TASK GOAL.
Pictures are to be left out; every line from the one that holds "Serialize everything readable" to the end of the data is to be retyped exactly.

RAW DATA.
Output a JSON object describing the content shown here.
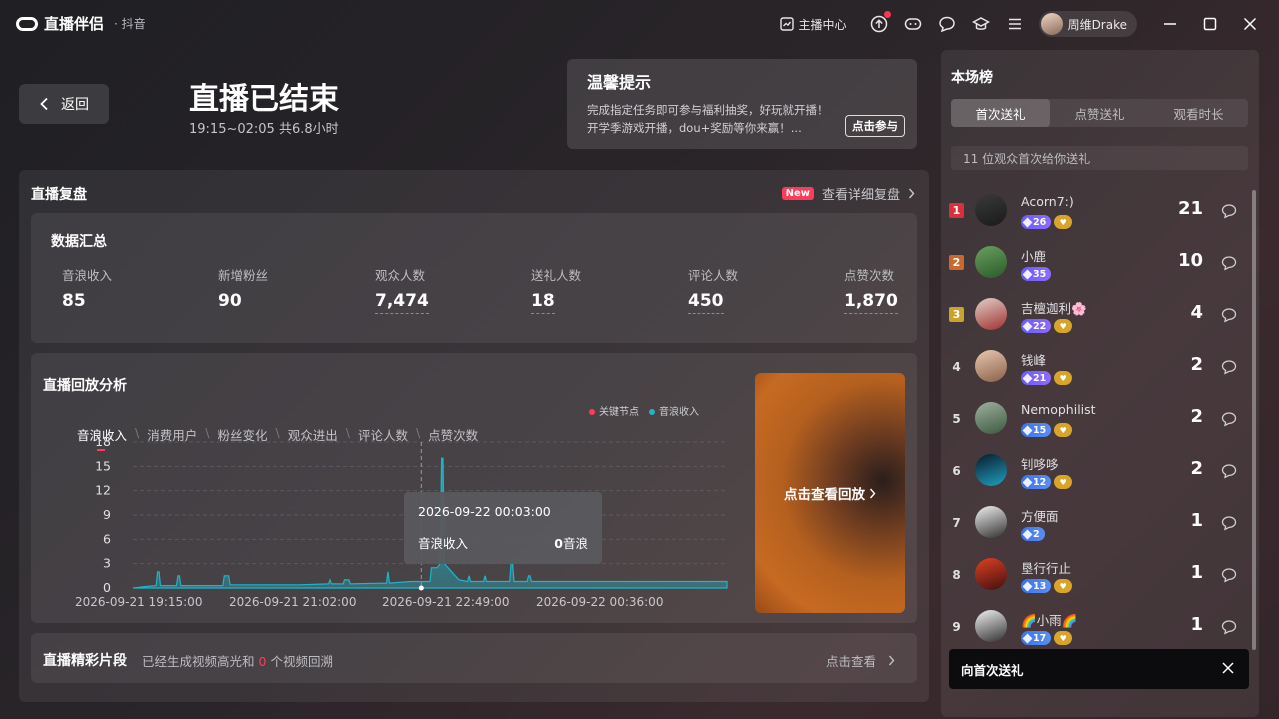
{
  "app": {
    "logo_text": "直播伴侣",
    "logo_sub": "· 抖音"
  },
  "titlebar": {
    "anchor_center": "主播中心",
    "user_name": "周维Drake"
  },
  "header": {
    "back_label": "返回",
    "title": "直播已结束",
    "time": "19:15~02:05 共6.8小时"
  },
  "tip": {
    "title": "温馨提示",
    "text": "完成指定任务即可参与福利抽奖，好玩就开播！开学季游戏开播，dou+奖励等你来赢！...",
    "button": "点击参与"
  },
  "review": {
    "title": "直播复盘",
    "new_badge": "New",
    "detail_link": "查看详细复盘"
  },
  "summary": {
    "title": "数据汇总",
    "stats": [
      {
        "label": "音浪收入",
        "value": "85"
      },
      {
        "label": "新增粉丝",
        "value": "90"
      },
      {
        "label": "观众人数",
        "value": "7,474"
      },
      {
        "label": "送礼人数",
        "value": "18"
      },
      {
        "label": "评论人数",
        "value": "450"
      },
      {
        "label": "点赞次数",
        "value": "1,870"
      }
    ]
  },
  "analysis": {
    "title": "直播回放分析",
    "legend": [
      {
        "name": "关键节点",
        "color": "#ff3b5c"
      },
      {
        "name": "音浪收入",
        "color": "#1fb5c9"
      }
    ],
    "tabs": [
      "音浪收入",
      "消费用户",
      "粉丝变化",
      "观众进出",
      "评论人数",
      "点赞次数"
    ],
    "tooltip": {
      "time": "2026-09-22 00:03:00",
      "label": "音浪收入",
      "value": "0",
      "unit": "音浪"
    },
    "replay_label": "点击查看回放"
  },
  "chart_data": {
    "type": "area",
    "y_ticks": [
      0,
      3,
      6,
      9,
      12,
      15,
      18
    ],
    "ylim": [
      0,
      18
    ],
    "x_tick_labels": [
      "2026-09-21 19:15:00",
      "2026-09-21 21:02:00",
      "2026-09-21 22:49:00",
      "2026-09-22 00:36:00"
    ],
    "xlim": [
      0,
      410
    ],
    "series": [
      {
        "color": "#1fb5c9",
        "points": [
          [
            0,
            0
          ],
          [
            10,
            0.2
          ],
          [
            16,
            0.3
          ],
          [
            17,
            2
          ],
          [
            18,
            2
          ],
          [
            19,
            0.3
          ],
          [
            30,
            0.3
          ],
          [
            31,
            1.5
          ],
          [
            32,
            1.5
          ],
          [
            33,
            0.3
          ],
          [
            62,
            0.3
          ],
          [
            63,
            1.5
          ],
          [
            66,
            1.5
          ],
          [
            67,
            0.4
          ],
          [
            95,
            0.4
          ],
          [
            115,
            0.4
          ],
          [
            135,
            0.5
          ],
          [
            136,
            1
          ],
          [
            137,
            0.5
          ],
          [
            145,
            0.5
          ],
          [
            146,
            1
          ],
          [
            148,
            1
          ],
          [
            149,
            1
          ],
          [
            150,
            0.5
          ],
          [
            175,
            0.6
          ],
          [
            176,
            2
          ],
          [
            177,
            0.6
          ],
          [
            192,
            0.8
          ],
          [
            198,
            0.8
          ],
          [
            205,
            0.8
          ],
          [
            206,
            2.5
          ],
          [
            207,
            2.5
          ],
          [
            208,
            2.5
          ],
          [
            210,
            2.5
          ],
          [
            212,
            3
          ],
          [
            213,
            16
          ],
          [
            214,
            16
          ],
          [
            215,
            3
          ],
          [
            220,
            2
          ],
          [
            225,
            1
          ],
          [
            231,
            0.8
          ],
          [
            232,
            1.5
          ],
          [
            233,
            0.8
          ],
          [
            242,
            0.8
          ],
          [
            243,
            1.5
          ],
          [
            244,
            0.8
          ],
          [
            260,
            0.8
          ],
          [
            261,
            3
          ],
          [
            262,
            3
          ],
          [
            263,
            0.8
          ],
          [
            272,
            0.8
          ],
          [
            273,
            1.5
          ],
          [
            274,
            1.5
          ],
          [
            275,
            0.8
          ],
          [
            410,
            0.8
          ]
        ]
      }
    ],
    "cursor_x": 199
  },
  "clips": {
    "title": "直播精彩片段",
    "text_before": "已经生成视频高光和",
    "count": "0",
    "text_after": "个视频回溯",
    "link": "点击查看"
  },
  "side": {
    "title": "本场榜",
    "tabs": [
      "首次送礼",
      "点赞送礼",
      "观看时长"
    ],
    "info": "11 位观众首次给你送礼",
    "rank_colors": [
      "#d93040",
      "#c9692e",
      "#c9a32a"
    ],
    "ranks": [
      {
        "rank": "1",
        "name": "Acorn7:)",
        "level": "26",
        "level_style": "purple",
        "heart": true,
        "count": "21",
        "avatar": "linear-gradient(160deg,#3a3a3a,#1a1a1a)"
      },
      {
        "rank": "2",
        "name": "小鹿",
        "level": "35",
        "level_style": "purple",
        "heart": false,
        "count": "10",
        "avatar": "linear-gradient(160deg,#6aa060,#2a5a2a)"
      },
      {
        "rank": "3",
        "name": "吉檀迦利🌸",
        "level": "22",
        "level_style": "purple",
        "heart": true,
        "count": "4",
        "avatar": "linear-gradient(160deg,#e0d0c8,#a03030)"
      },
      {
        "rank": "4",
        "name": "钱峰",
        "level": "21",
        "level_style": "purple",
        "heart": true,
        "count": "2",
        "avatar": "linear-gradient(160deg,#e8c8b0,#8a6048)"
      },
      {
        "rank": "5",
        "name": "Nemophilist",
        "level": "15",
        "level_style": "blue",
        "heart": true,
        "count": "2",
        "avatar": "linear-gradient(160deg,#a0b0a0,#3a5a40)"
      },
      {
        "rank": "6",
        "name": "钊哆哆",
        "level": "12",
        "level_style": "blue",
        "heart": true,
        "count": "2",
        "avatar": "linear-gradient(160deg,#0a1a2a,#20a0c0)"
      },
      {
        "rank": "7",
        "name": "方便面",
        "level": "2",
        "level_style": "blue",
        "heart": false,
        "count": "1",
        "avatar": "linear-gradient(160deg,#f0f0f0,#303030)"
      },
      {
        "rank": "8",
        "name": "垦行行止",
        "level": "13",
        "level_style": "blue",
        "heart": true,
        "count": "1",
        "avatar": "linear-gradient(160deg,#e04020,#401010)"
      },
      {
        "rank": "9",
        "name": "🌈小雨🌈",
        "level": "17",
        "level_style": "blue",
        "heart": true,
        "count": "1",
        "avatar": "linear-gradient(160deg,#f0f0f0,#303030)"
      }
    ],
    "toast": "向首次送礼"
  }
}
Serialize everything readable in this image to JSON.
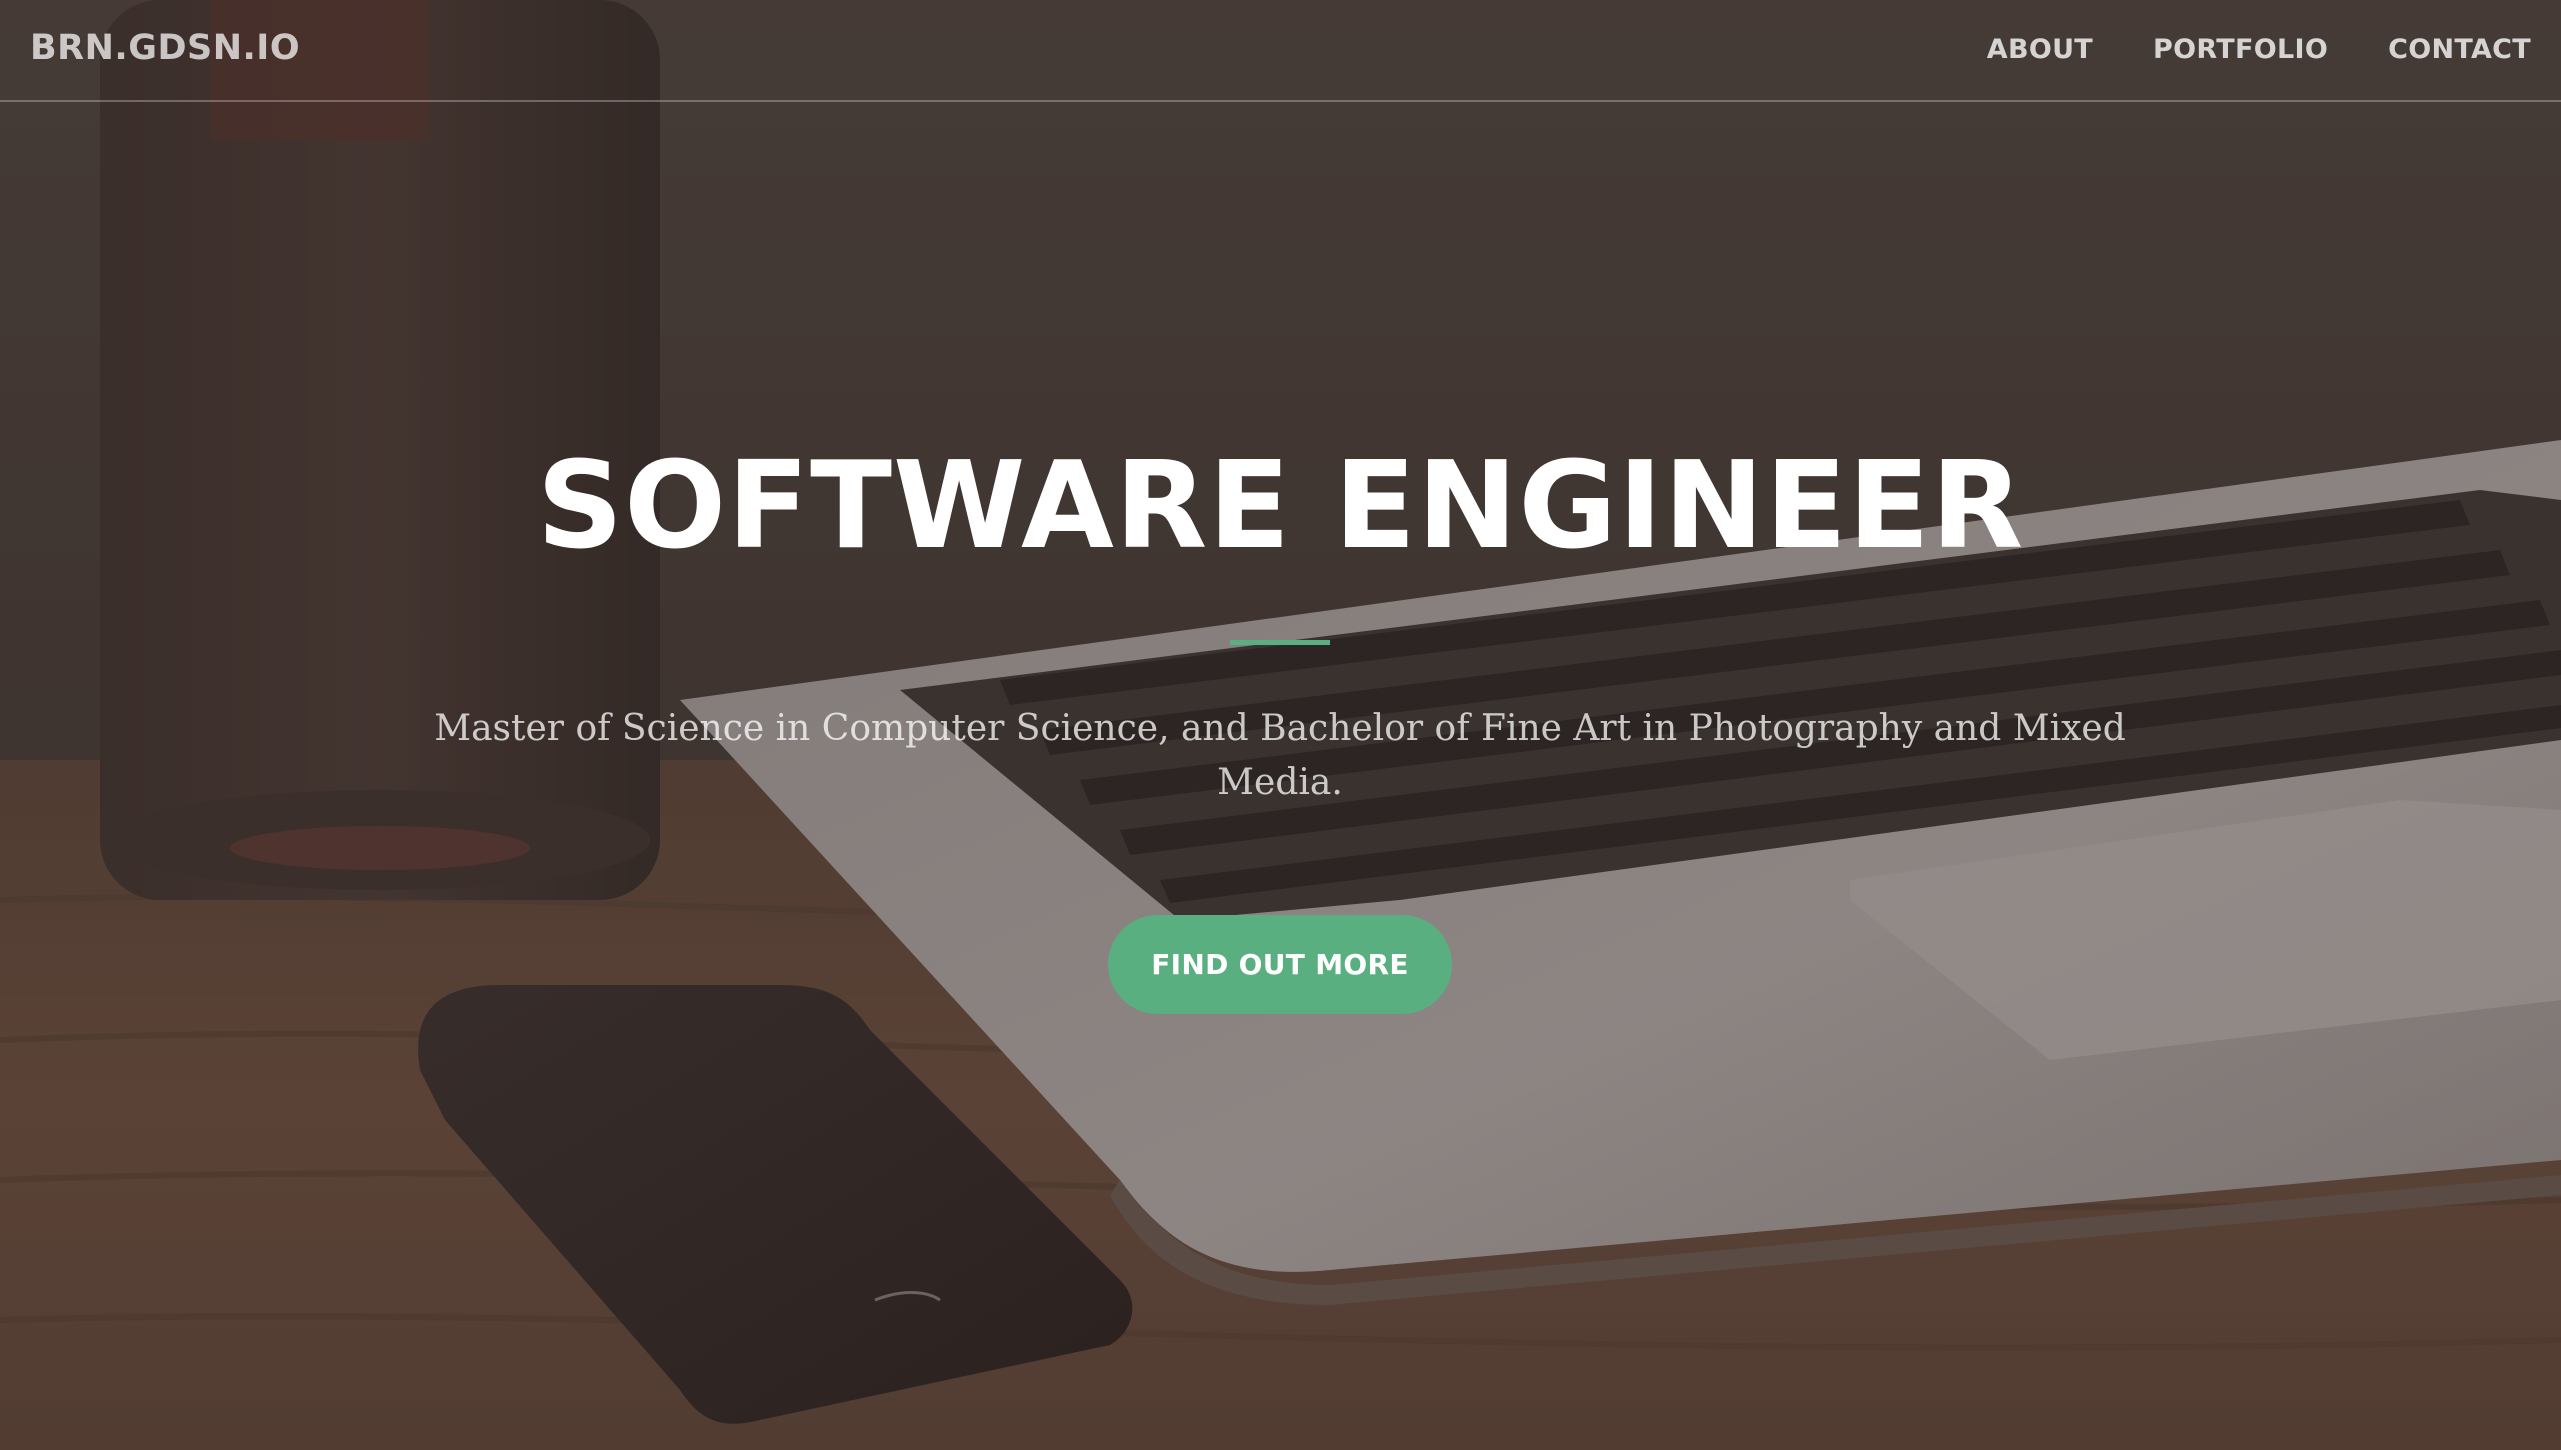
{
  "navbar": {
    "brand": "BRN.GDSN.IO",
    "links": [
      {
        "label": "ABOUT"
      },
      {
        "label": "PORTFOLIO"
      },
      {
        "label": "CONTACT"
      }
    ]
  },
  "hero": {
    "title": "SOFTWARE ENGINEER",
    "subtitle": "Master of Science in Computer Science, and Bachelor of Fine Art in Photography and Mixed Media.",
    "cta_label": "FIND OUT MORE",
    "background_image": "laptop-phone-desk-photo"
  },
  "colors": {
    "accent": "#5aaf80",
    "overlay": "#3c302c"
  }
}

YOUR RESPONSE.
Serialize everything readable in this image to JSON.
{
  "navbar": {
    "brand": "BRN.GDSN.IO",
    "links": [
      {
        "label": "ABOUT"
      },
      {
        "label": "PORTFOLIO"
      },
      {
        "label": "CONTACT"
      }
    ]
  },
  "hero": {
    "title": "SOFTWARE ENGINEER",
    "subtitle": "Master of Science in Computer Science, and Bachelor of Fine Art in Photography and Mixed Media.",
    "cta_label": "FIND OUT MORE",
    "background_image": "laptop-phone-desk-photo"
  },
  "colors": {
    "accent": "#5aaf80",
    "overlay": "#3c302c"
  }
}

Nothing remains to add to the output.